»»
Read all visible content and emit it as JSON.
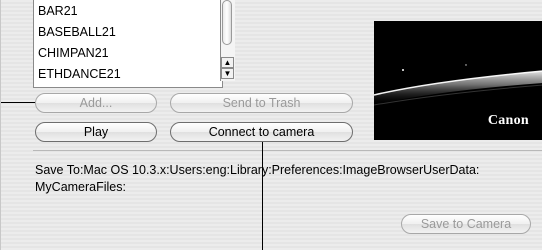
{
  "file_list": {
    "items": [
      "BAR21",
      "BASEBALL21",
      "CHIMPAN21",
      "ETHDANCE21"
    ]
  },
  "buttons": {
    "add": "Add...",
    "send_to_trash": "Send to Trash",
    "play": "Play",
    "connect_to_camera": "Connect to camera",
    "save_to_camera": "Save to Camera"
  },
  "preview": {
    "logo_text": "Canon"
  },
  "save_to": {
    "line1": "Save To:Mac OS 10.3.x:Users:eng:Library:Preferences:ImageBrowserUserData:",
    "line2": "MyCameraFiles:"
  },
  "scrollbar": {
    "up_arrow": "▲",
    "down_arrow": "▼"
  }
}
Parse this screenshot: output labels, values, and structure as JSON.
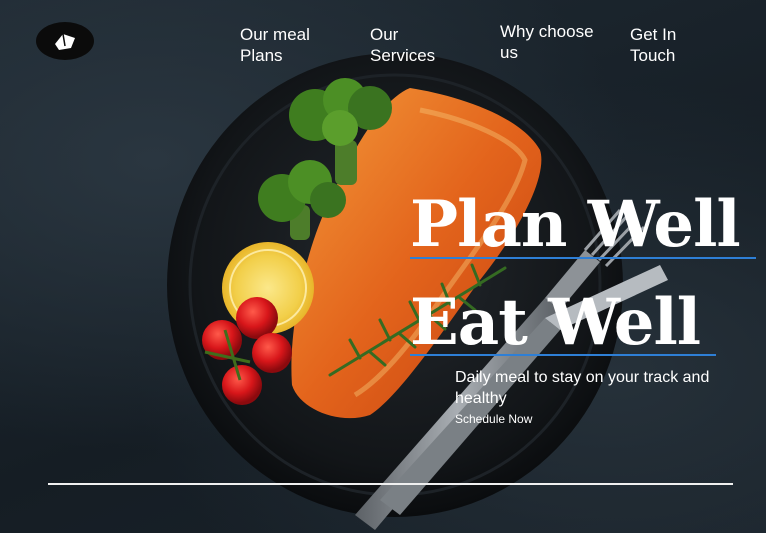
{
  "nav": {
    "items": [
      {
        "label": "Our meal Plans"
      },
      {
        "label": "Our Services"
      },
      {
        "label": "Why choose us"
      },
      {
        "label": "Get In Touch"
      }
    ]
  },
  "hero": {
    "headline_line1": "Plan Well",
    "headline_line2": "Eat Well",
    "tagline": "Daily meal to stay on your track and healthy",
    "cta_label": "Schedule Now"
  },
  "colors": {
    "background": "#1b242c",
    "text": "#ffffff",
    "accent_underline": "#2e7fd6",
    "plate": "#111418"
  },
  "icons": {
    "logo": "leaf-logo-icon"
  }
}
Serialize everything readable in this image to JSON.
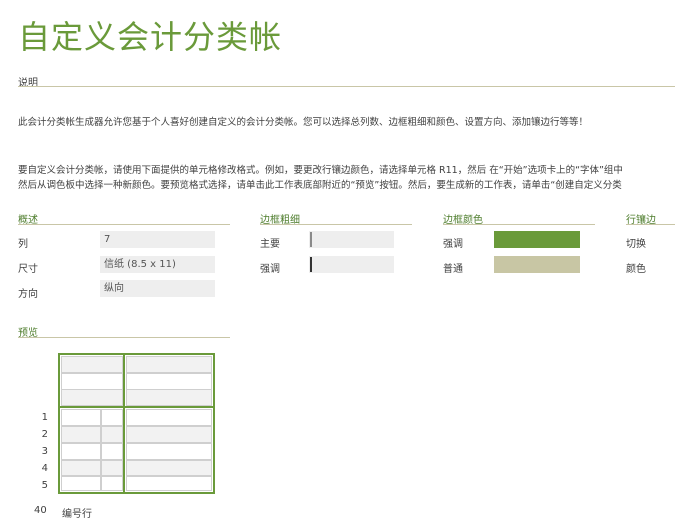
{
  "title": "自定义会计分类帐",
  "sections": {
    "description_label": "说明",
    "description_text": "此会计分类帐生成器允许您基于个人喜好创建自定义的会计分类帐。您可以选择总列数、边框粗细和颜色、设置方向、添加镶边行等等！",
    "instructions_line1": "要自定义会计分类帐，请使用下面提供的单元格修改格式。例如，要更改行镶边颜色，请选择单元格 R11，然后 在“开始”选项卡上的“字体”组中",
    "instructions_line2": "然后从调色板中选择一种新颜色。要预览格式选择，请单击此工作表底部附近的“预览”按钮。然后，要生成新的工作表，请单击“创建自定义分类"
  },
  "overview": {
    "header": "概述",
    "rows": [
      {
        "label": "列",
        "value": "7"
      },
      {
        "label": "尺寸",
        "value": "信纸 (8.5 x 11)"
      },
      {
        "label": "方向",
        "value": "纵向"
      }
    ]
  },
  "border_weight": {
    "header": "边框粗细",
    "rows": [
      {
        "label": "主要"
      },
      {
        "label": "强调"
      }
    ]
  },
  "border_color": {
    "header": "边框颜色",
    "rows": [
      {
        "label": "强调",
        "color": "#6a9a3a"
      },
      {
        "label": "普通",
        "color": "#c8c6a4"
      }
    ]
  },
  "banded_rows": {
    "header": "行镶边",
    "rows": [
      {
        "label": "切换"
      },
      {
        "label": "颜色"
      }
    ]
  },
  "preview": {
    "header": "预览",
    "row_numbers": [
      "1",
      "2",
      "3",
      "4",
      "5"
    ],
    "footer_number": "40",
    "footer_label": "编号行"
  },
  "colors": {
    "accent": "#6a9a3a",
    "rule": "#c9c6a7",
    "field_bg": "#eeeeee"
  }
}
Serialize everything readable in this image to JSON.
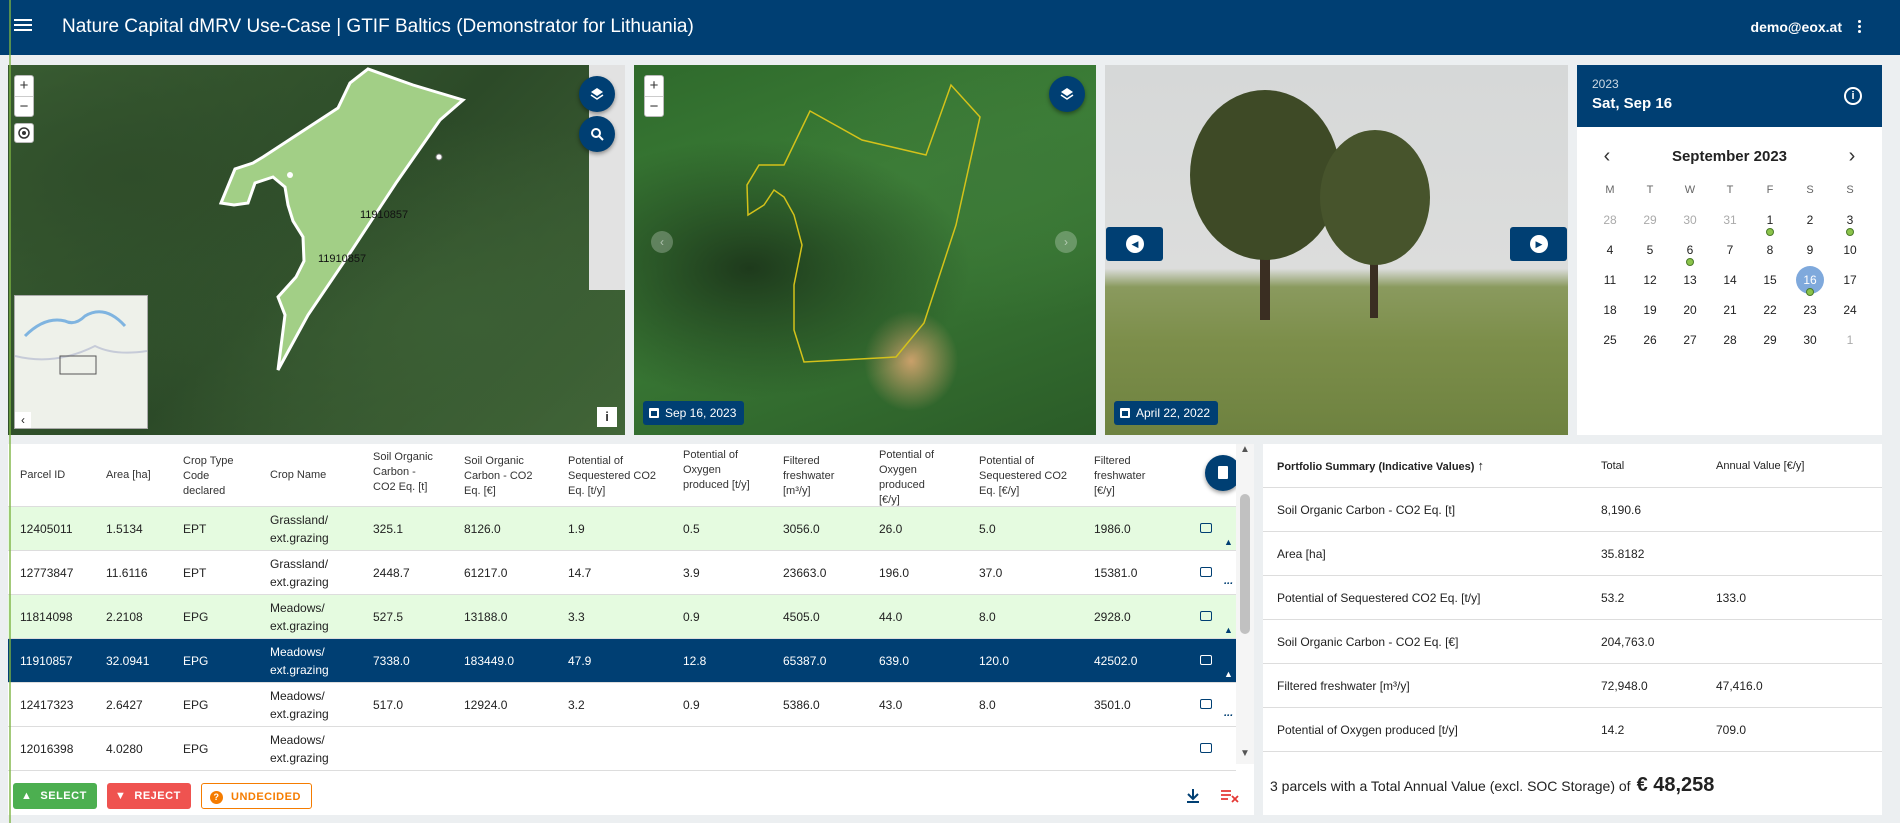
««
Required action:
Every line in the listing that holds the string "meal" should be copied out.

Output for this task:
        "label": "Our meal Plans"
    "tagline": "Daily meal to stay on your track and healthy",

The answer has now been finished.